The advantage of a short sale over bankruptcy is that none of your other assets are involved, only the home. (Although, if you have a lot of other assets, such as cash in the bank or luxury items such as a boat, your bank may not approve you for the short sale). A short sale will not be your best option, though, if you also have a lot of other debts, or if it is important to you to try to keep the home.
Debt consolidation means moving your debts around to reduce the interest you are paying, so it becomes easier to pay them off.
For example, if you owe $20,000 in credit card bills, and are being charged 22% interest on the card, that means you are paying $4,400 per year in interest. If you can pay off the credit cards through a line of credit which charges 7%, you will be paying only $1,400 per year. You still owe the same amount of money, but by saving that $3,000 in extra interest per year, the debt becomes easier to eventually pay off.
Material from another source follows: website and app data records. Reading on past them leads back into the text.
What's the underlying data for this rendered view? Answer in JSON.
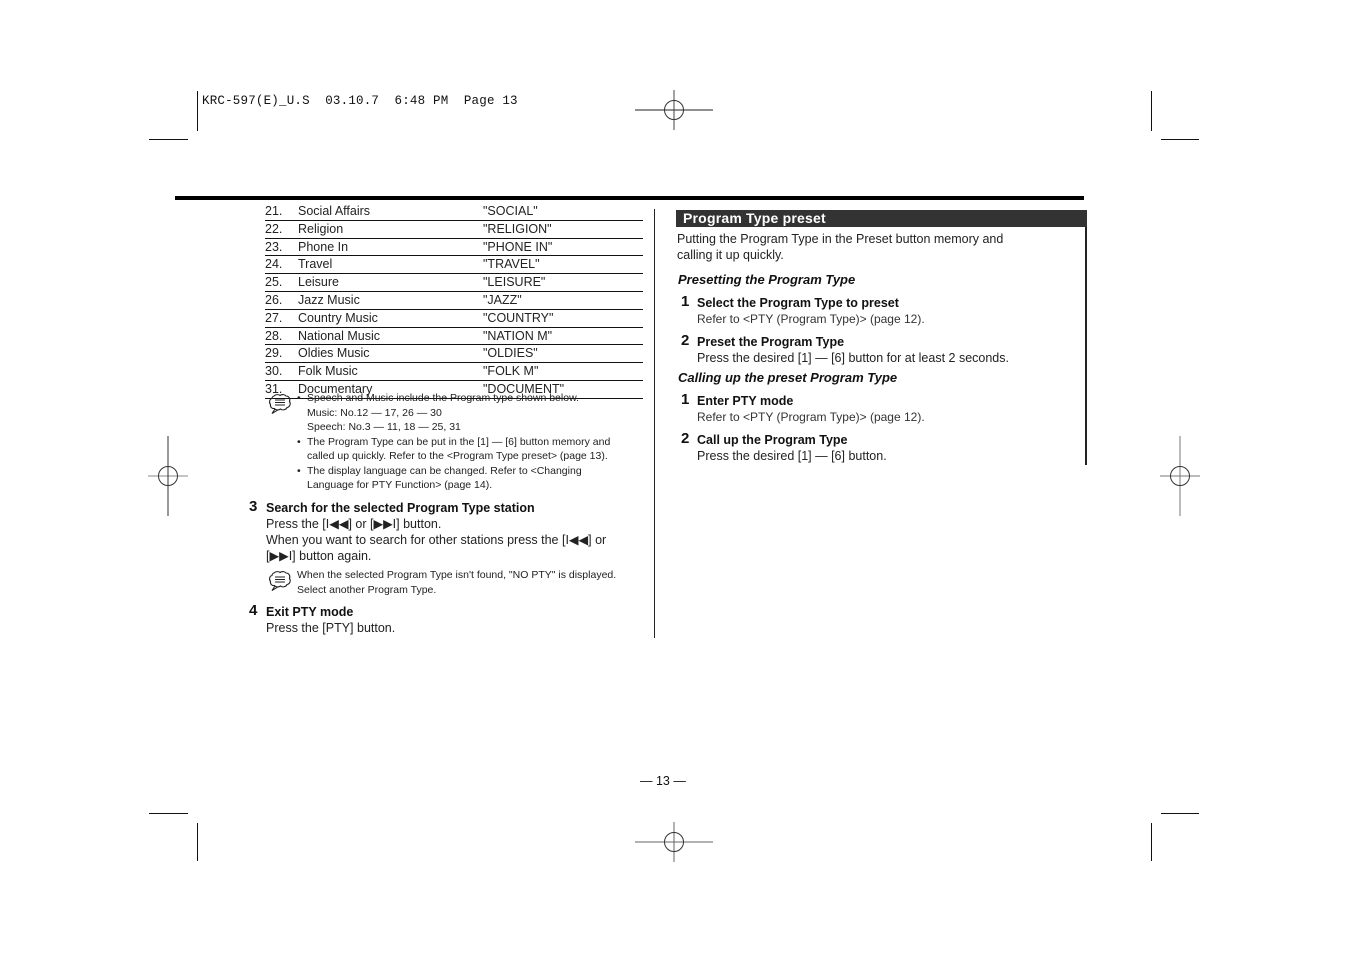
{
  "print_header": {
    "file": "KRC-597(E)_U.S",
    "date": "03.10.7",
    "time": "6:48 PM",
    "page_label": "Page 13",
    "text": "KRC-597(E)_U.S  03.10.7  6:48 PM  Page 13"
  },
  "pty_table": {
    "rows": [
      {
        "num": "21.",
        "name": "Social Affairs",
        "code": "\"SOCIAL\""
      },
      {
        "num": "22.",
        "name": "Religion",
        "code": "\"RELIGION\""
      },
      {
        "num": "23.",
        "name": "Phone In",
        "code": "\"PHONE IN\""
      },
      {
        "num": "24.",
        "name": "Travel",
        "code": "\"TRAVEL\""
      },
      {
        "num": "25.",
        "name": "Leisure",
        "code": "\"LEISURE\""
      },
      {
        "num": "26.",
        "name": "Jazz Music",
        "code": "\"JAZZ\""
      },
      {
        "num": "27.",
        "name": "Country Music",
        "code": "\"COUNTRY\""
      },
      {
        "num": "28.",
        "name": "National Music",
        "code": "\"NATION M\""
      },
      {
        "num": "29.",
        "name": "Oldies Music",
        "code": "\"OLDIES\""
      },
      {
        "num": "30.",
        "name": "Folk Music",
        "code": "\"FOLK M\""
      },
      {
        "num": "31.",
        "name": "Documentary",
        "code": "\"DOCUMENT\""
      }
    ]
  },
  "note1": {
    "icon": "note-speech-bubble-icon",
    "bullets": [
      {
        "line1": "Speech and Music include the Program type shown below.",
        "line2": "Music: No.12 — 17, 26 — 30",
        "line3": "Speech: No.3 — 11, 18 — 25, 31"
      },
      {
        "line1": "The Program Type can be put in the [1] — [6] button memory and",
        "line2": "called up quickly. Refer to the <Program Type preset> (page 13)."
      },
      {
        "line1": "The display language can be changed. Refer to <Changing",
        "line2": "Language for PTY Function> (page 14)."
      }
    ]
  },
  "left_steps": {
    "step3": {
      "num": "3",
      "title": "Search for the selected Program Type station",
      "line1": "Press the [I◀◀] or [▶▶I] button.",
      "line2": "When you want to search for other stations press the [I◀◀] or",
      "line3": "[▶▶I] button again."
    },
    "note2": {
      "icon": "note-speech-bubble-icon",
      "line1": "When the selected Program Type isn't found, \"NO PTY\" is displayed.",
      "line2": "Select another Program Type."
    },
    "step4": {
      "num": "4",
      "title": "Exit PTY mode",
      "line1": "Press the [PTY] button."
    }
  },
  "right_section": {
    "title": "Program Type preset",
    "intro_line1": "Putting the Program Type in the Preset button memory and",
    "intro_line2": "calling it up quickly.",
    "presetting": {
      "heading": "Presetting the Program Type",
      "steps": [
        {
          "num": "1",
          "title": "Select the Program Type to preset",
          "text": "Refer to <PTY (Program Type)> (page 12)."
        },
        {
          "num": "2",
          "title": "Preset the Program Type",
          "text": "Press the desired [1] — [6] button for at least 2 seconds."
        }
      ]
    },
    "calling": {
      "heading": "Calling up the preset Program Type",
      "steps": [
        {
          "num": "1",
          "title": "Enter PTY mode",
          "text": "Refer to <PTY (Program Type)> (page 12)."
        },
        {
          "num": "2",
          "title": "Call up the Program Type",
          "text": "Press the desired [1] — [6] button."
        }
      ]
    }
  },
  "footer": {
    "page_number": "— 13 —"
  }
}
In some cases, your unsecured creditors may actually agree to let you pay off less than the full balance owing. They usually will do this only when they realize that they have very little possibility of ever collecting the full amount from you, and knowing that if you file bankruptcy they may collect nothing at all. In that case, they may be willing to accept either a one-time payment, or a signed promissory note from you, for a fraction of the full amount owing (sometimes mere pennies on the dollar).
Other decisions to make when filing bankruptcy
If you are considering filing bankruptcy, you also must consider which chapter to file under, as Chapter 7 and Chapter 13 each have distinct advantages and drawbacks. You will need to look at what debt you have, and how much of that is secured or unsecured debt, as well as review your long-term goals. We explain more about how to decide which chapter to file under in the next article.
Read on for our next article in this series: What You Need to Know About the Bankruptcy Process